Excerpts from an interface dataset
════════════════════

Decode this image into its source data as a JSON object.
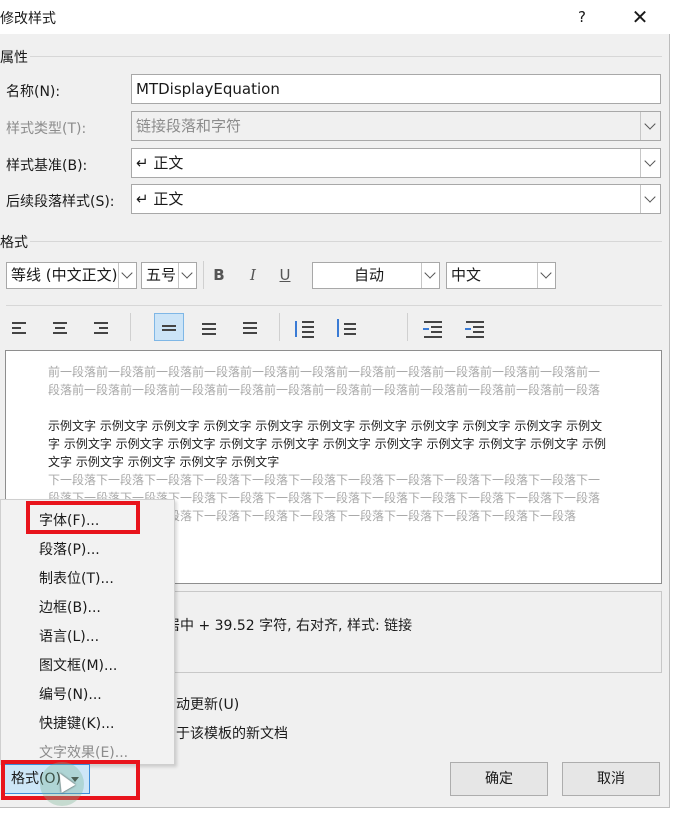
{
  "dialog": {
    "title": "修改样式",
    "help_label": "?",
    "close_label": "✕"
  },
  "properties": {
    "section_label": "属性",
    "name_label": "名称(N):",
    "name_value": "MTDisplayEquation",
    "style_type_label": "样式类型(T):",
    "style_type_value": "链接段落和字符",
    "based_on_label": "样式基准(B):",
    "based_on_value": "↵ 正文",
    "next_style_label": "后续段落样式(S):",
    "next_style_value": "↵ 正文"
  },
  "format": {
    "section_label": "格式",
    "font_value": "等线 (中文正文)",
    "size_value": "五号",
    "bold_label": "B",
    "italic_label": "I",
    "underline_label": "U",
    "color_value": "自动",
    "script_value": "中文"
  },
  "preview": {
    "before_text": "前一段落前一段落前一段落前一段落前一段落前一段落前一段落前一段落前一段落前一段落前一段落前一段落前一段落前一段落前一段落前一段落前一段落前一段落前一段落前一段落前一段落前一段落前一段落",
    "sample_text": "示例文字 示例文字 示例文字 示例文字 示例文字 示例文字 示例文字 示例文字 示例文字 示例文字 示例文字 示例文字 示例文字 示例文字 示例文字 示例文字 示例文字 示例文字 示例文字 示例文字 示例文字 示例文字 示例文字 示例文字 示例文字 示例文字",
    "after_text": "下一段落下一段落下一段落下一段落下一段落下一段落下一段落下一段落下一段落下一段落下一段落下一段落下一段落下一段落下一段落下一段落下一段落下一段落下一段落下一段落下一段落下一段落下一段落下一段落下一段落下一段落下一段落下一段落下一段落下一段落下一段落下一段落下一段落下一段落"
  },
  "description": {
    "text": "居中 +  39.52 字符, 右对齐, 样式: 链接"
  },
  "options": {
    "auto_update_label": "动更新(U)",
    "new_docs_label": "于该模板的新文档"
  },
  "menu": {
    "items": [
      {
        "label": "字体(F)..."
      },
      {
        "label": "段落(P)..."
      },
      {
        "label": "制表位(T)..."
      },
      {
        "label": "边框(B)..."
      },
      {
        "label": "语言(L)..."
      },
      {
        "label": "图文框(M)..."
      },
      {
        "label": "编号(N)..."
      },
      {
        "label": "快捷键(K)..."
      },
      {
        "label": "文字效果(E)..."
      }
    ]
  },
  "buttons": {
    "format_label": "格式(O)",
    "ok_label": "确定",
    "cancel_label": "取消"
  },
  "colors": {
    "highlight": "#e8141c",
    "selected": "#cde6f7"
  }
}
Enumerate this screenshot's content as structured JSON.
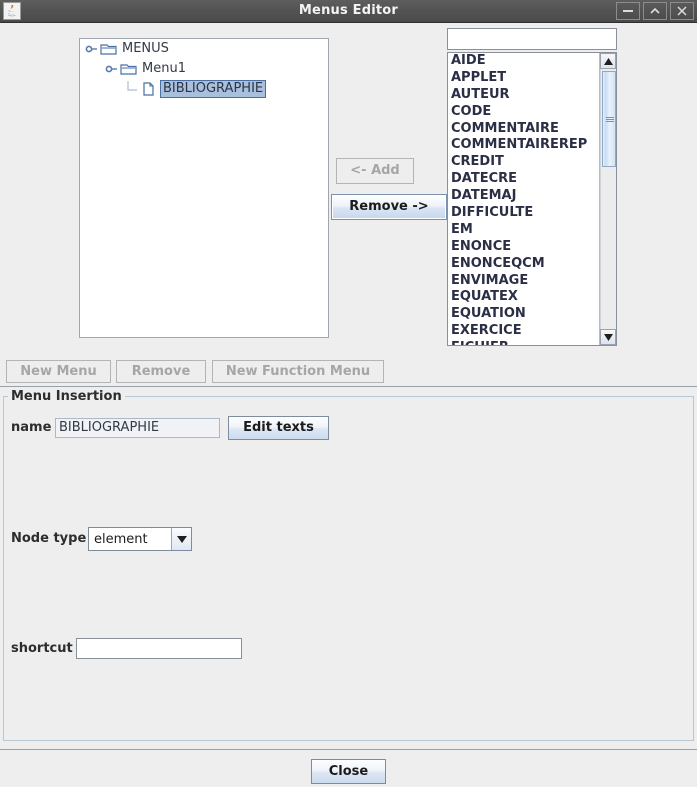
{
  "window": {
    "title": "Menus Editor",
    "app_icon": "java-icon",
    "buttons": {
      "minimize": "minimize-icon",
      "maximize": "maximize-icon",
      "close": "close-icon"
    }
  },
  "tree": {
    "nodes": [
      {
        "label": "MENUS",
        "level": 0,
        "icon": "folder-icon",
        "expanded": true,
        "selected": false
      },
      {
        "label": "Menu1",
        "level": 1,
        "icon": "folder-icon",
        "expanded": true,
        "selected": false
      },
      {
        "label": "BIBLIOGRAPHIE",
        "level": 2,
        "icon": "document-icon",
        "expanded": false,
        "selected": true
      }
    ]
  },
  "transfer_buttons": {
    "add_label": "<- Add",
    "add_enabled": false,
    "remove_label": "Remove ->",
    "remove_enabled": true
  },
  "filter": {
    "value": "",
    "placeholder": ""
  },
  "element_list": {
    "items": [
      "AIDE",
      "APPLET",
      "AUTEUR",
      "CODE",
      "COMMENTAIRE",
      "COMMENTAIREREP",
      "CREDIT",
      "DATECRE",
      "DATEMAJ",
      "DIFFICULTE",
      "EM",
      "ENONCE",
      "ENONCEQCM",
      "ENVIMAGE",
      "EQUATEX",
      "EQUATION",
      "EXERCICE",
      "FICHIER"
    ],
    "scrollbar": {
      "up_arrow": "scroll-up-icon",
      "down_arrow": "scroll-down-icon",
      "thumb_position": "top"
    }
  },
  "action_buttons": [
    {
      "label": "New Menu",
      "enabled": false
    },
    {
      "label": "Remove",
      "enabled": false
    },
    {
      "label": "New Function Menu",
      "enabled": false
    }
  ],
  "menu_insertion": {
    "title": "Menu Insertion",
    "name_label": "name",
    "name_value": "BIBLIOGRAPHIE",
    "edit_texts_label": "Edit texts",
    "node_type_label": "Node type",
    "node_type_value": "element",
    "node_type_options": [
      "element"
    ],
    "shortcut_label": "shortcut",
    "shortcut_value": "",
    "shortcut_placeholder": ""
  },
  "footer": {
    "close_label": "Close"
  },
  "colors": {
    "titlebar": "#535353",
    "panel_bg": "#eeeeee",
    "field_bg": "#ffffff",
    "selection": "#a8c0dd",
    "accent": "#4a6fa5",
    "disabled_text": "#a6a6a6"
  }
}
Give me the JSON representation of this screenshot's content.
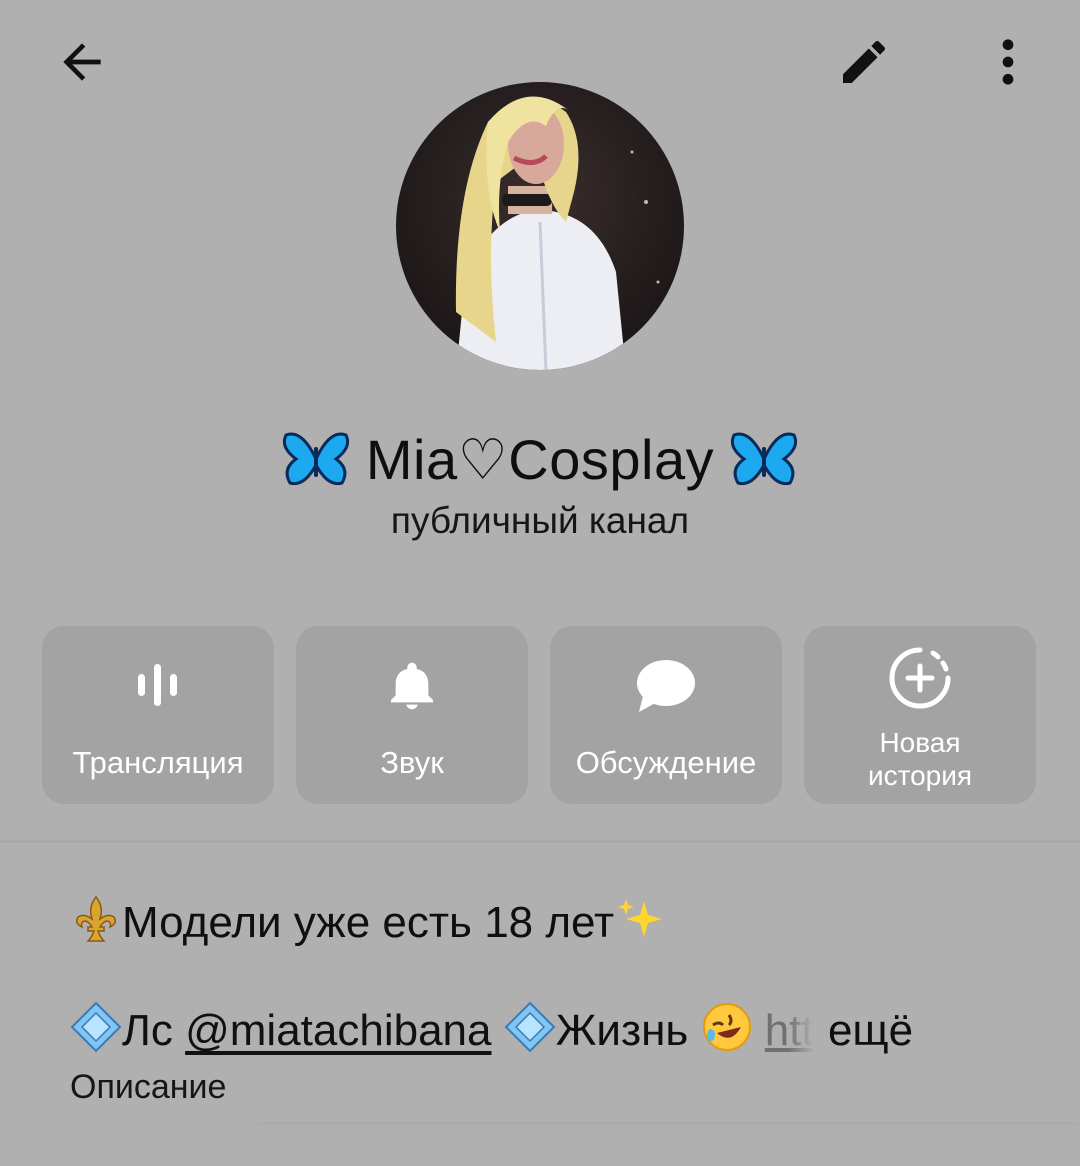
{
  "toolbar": {
    "back_icon": "arrow-left-icon",
    "edit_icon": "pencil-icon",
    "more_icon": "vertical-dots-icon"
  },
  "channel": {
    "name": "Mia♡Cosplay",
    "type": "публичный канал",
    "avatar_icon": "channel-avatar-photo"
  },
  "actions": [
    {
      "label": "Трансляция",
      "icon": "live-stream-icon"
    },
    {
      "label": "Звук",
      "icon": "bell-icon"
    },
    {
      "label": "Обсуждение",
      "icon": "chat-bubble-icon"
    },
    {
      "label_line1": "Новая",
      "label_line2": "история",
      "icon": "add-story-icon"
    }
  ],
  "description": {
    "line1": "Модели уже есть 18 лет",
    "line2_prefix": "Лс ",
    "mention": "@miatachibana",
    "line2_mid": "Жизнь ",
    "link_fragment": "htt",
    "more": "ещё",
    "label": "Описание"
  },
  "colors": {
    "background": "#b0b0b0",
    "button_background": "#a3a3a3",
    "button_text": "#ffffff",
    "text": "#111111"
  }
}
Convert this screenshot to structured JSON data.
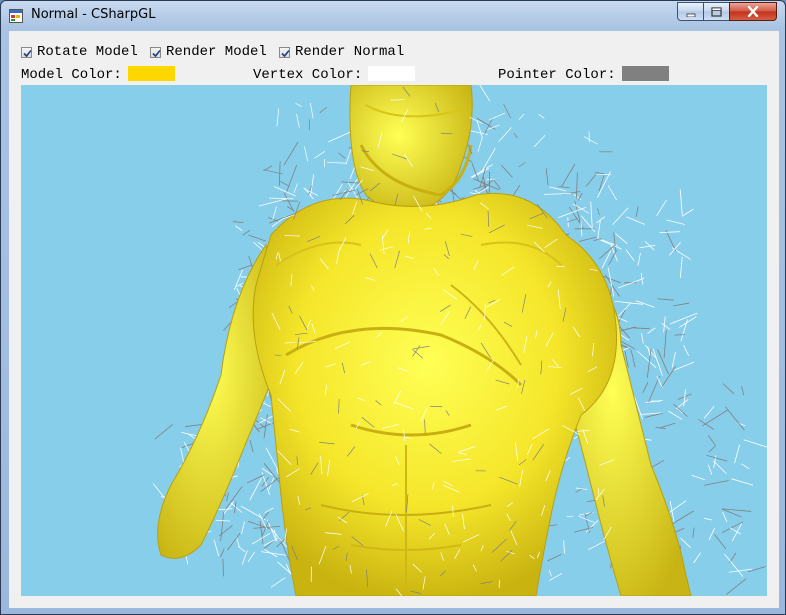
{
  "window": {
    "title": "Normal - CSharpGL"
  },
  "options": {
    "rotate_model": {
      "label": "Rotate Model",
      "checked": true
    },
    "render_model": {
      "label": "Render Model",
      "checked": true
    },
    "render_normal": {
      "label": "Render Normal",
      "checked": true
    }
  },
  "colors": {
    "model_color_label": "Model Color:",
    "model_color": "#ffd700",
    "vertex_color_label": "Vertex Color:",
    "vertex_color": "#ffffff",
    "pointer_color_label": "Pointer Color:",
    "pointer_color": "#808080"
  },
  "viewport": {
    "background": "#87ceeb",
    "model_fill": "#ffee33"
  }
}
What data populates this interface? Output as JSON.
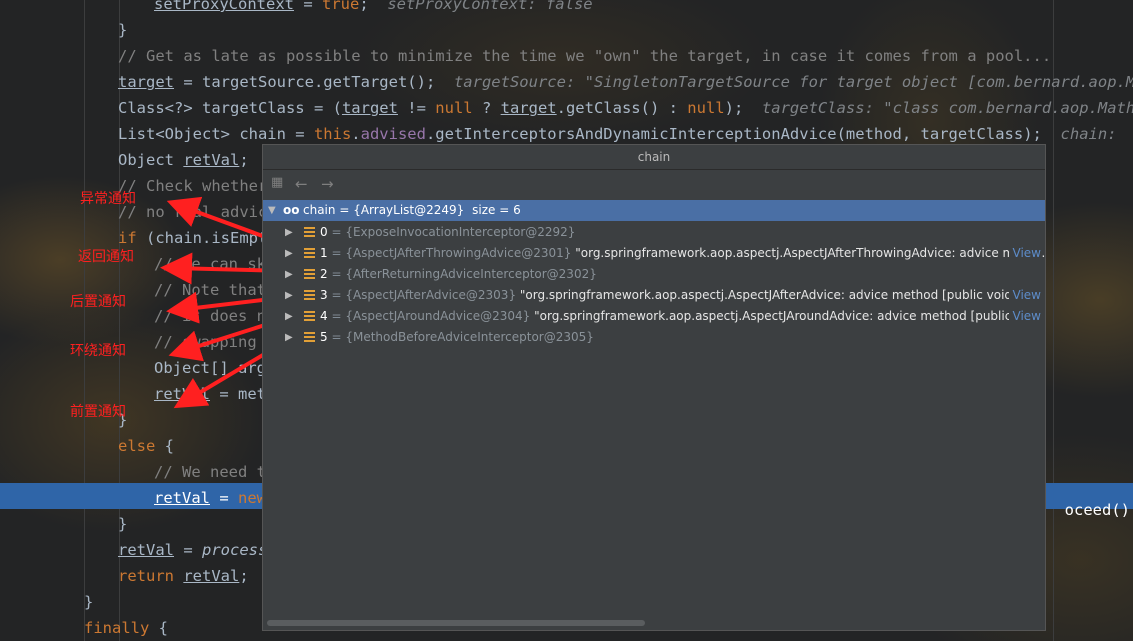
{
  "code_lines": [
    {
      "t": [
        {
          "s": "setProxyContext",
          "c": "ul"
        },
        {
          "s": " = "
        },
        {
          "s": "true",
          "c": "kw"
        },
        {
          "s": ";  "
        },
        {
          "s": "setProxyContext: false",
          "c": "inl"
        }
      ]
    },
    {
      "t": [
        {
          "s": "}"
        }
      ]
    },
    {
      "t": [
        {
          "s": "// Get as late as possible to minimize the time we \"own\" the target, in case it comes from a pool...",
          "c": "cm"
        }
      ]
    },
    {
      "t": [
        {
          "s": "target",
          "c": "ul"
        },
        {
          "s": " = targetSource.getTarget();  "
        },
        {
          "s": "targetSource: \"SingletonTargetSource for target object [com.bernard.aop.MathC",
          "c": "inl"
        }
      ]
    },
    {
      "t": [
        {
          "s": "Class<?> targetClass = ("
        },
        {
          "s": "target",
          "c": "ul"
        },
        {
          "s": " != "
        },
        {
          "s": "null",
          "c": "kw"
        },
        {
          "s": " ? "
        },
        {
          "s": "target",
          "c": "ul"
        },
        {
          "s": ".getClass() : "
        },
        {
          "s": "null",
          "c": "kw"
        },
        {
          "s": ");  "
        },
        {
          "s": "targetClass: \"class com.bernard.aop.MathCalc",
          "c": "inl"
        }
      ]
    },
    {
      "t": [
        {
          "s": "List<Object> chain = "
        },
        {
          "s": "this",
          "c": "kw"
        },
        {
          "s": "."
        },
        {
          "s": "advised",
          "c": "fld"
        },
        {
          "s": ".getInterceptorsAndDynamicInterceptionAdvice(method, targetClass);  "
        },
        {
          "s": "chain:  size",
          "c": "inl"
        }
      ]
    },
    {
      "t": [
        {
          "s": "Object "
        },
        {
          "s": "retVal",
          "c": "ul"
        },
        {
          "s": ";"
        }
      ]
    },
    {
      "t": [
        {
          "s": "// Check whether",
          "c": "cm"
        }
      ]
    },
    {
      "t": [
        {
          "s": "// no real advic",
          "c": "cm"
        }
      ]
    },
    {
      "t": [
        {
          "s": "if",
          "c": "kw"
        },
        {
          "s": " (chain.isEmpt"
        }
      ]
    },
    {
      "t": [
        {
          "s": "// We can sk",
          "c": "cm"
        }
      ]
    },
    {
      "t": [
        {
          "s": "// Note that",
          "c": "cm"
        }
      ]
    },
    {
      "t": [
        {
          "s": "// it does n",
          "c": "cm"
        }
      ]
    },
    {
      "t": [
        {
          "s": "// swapping",
          "c": "cm"
        }
      ]
    },
    {
      "t": [
        {
          "s": "Object[] arg"
        }
      ]
    },
    {
      "t": [
        {
          "s": "retVal",
          "c": "ul"
        },
        {
          "s": " = met"
        }
      ]
    },
    {
      "t": [
        {
          "s": "}"
        }
      ]
    },
    {
      "t": [
        {
          "s": "else",
          "c": "kw"
        },
        {
          "s": " {"
        }
      ]
    },
    {
      "t": [
        {
          "s": "// We need t",
          "c": "cm"
        }
      ]
    },
    {
      "t": [
        {
          "s": "retVal",
          "c": "ul"
        },
        {
          "s": " = "
        },
        {
          "s": "new",
          "c": "kw"
        }
      ]
    },
    {
      "t": [
        {
          "s": "}"
        }
      ]
    },
    {
      "t": [
        {
          "s": "retVal",
          "c": "ul"
        },
        {
          "s": " = "
        },
        {
          "s": "process",
          "c": "it"
        }
      ]
    },
    {
      "t": [
        {
          "s": "return",
          "c": "kw"
        },
        {
          "s": " "
        },
        {
          "s": "retVal",
          "c": "ul"
        },
        {
          "s": ";"
        }
      ]
    },
    {
      "t": [
        {
          "s": "}"
        }
      ]
    },
    {
      "t": [
        {
          "s": "finally",
          "c": "kw"
        },
        {
          "s": " {"
        }
      ]
    }
  ],
  "code_line_right_tail": "oceed();",
  "annotations": {
    "throwing": "异常通知",
    "returning": "返回通知",
    "after": "后置通知",
    "around": "环绕通知",
    "before": "前置通知"
  },
  "popup": {
    "title": "chain",
    "root": {
      "name": "chain",
      "value": "{ArrayList@2249}",
      "size": "size = 6"
    },
    "items": [
      {
        "index": "0",
        "ref": "{ExposeInvocationInterceptor@2292}",
        "detail": ""
      },
      {
        "index": "1",
        "ref": "{AspectJAfterThrowingAdvice@2301}",
        "detail": "\"org.springframework.aop.aspectj.AspectJAfterThrowingAdvice: advice meth...",
        "view": "View"
      },
      {
        "index": "2",
        "ref": "{AfterReturningAdviceInterceptor@2302}",
        "detail": ""
      },
      {
        "index": "3",
        "ref": "{AspectJAfterAdvice@2303}",
        "detail": "\"org.springframework.aop.aspectj.AspectJAfterAdvice: advice method [public void co...",
        "view": "View"
      },
      {
        "index": "4",
        "ref": "{AspectJAroundAdvice@2304}",
        "detail": "\"org.springframework.aop.aspectj.AspectJAroundAdvice: advice method [public ja...",
        "view": "View"
      },
      {
        "index": "5",
        "ref": "{MethodBeforeAdviceInterceptor@2305}",
        "detail": ""
      }
    ]
  },
  "colors": {
    "background": "#232425",
    "keyword": "#cc7832",
    "comment": "#808080",
    "selection": "#2f65a8",
    "annotation_red": "#ff2020"
  }
}
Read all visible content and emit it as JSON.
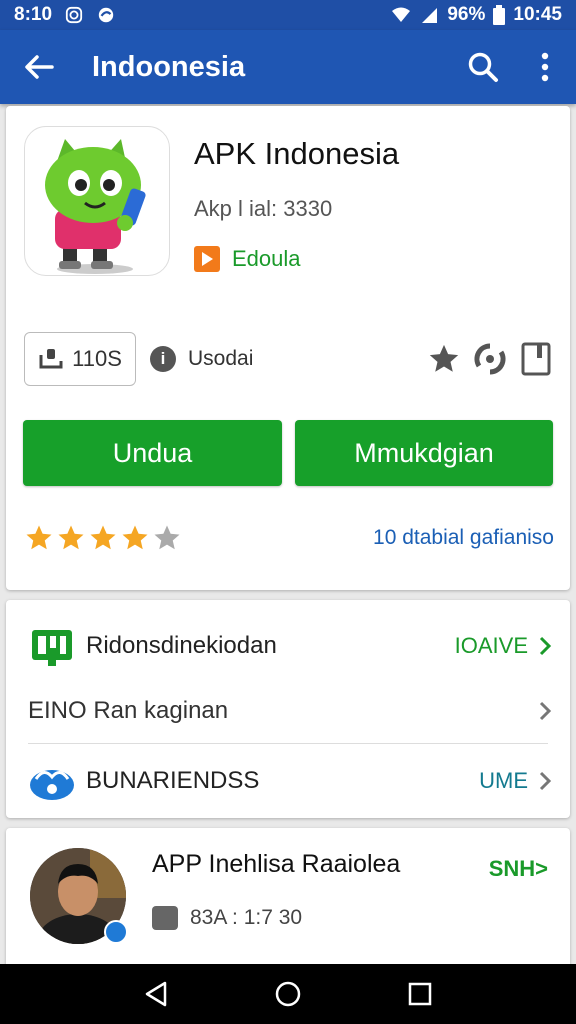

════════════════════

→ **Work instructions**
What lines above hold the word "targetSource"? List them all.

→ **Problem solution**
          "s": " = targetSource.getTarget();  "
          "s": "targetSource: \"SingletonTargetSource for target object [com.bernard.aop.MathC",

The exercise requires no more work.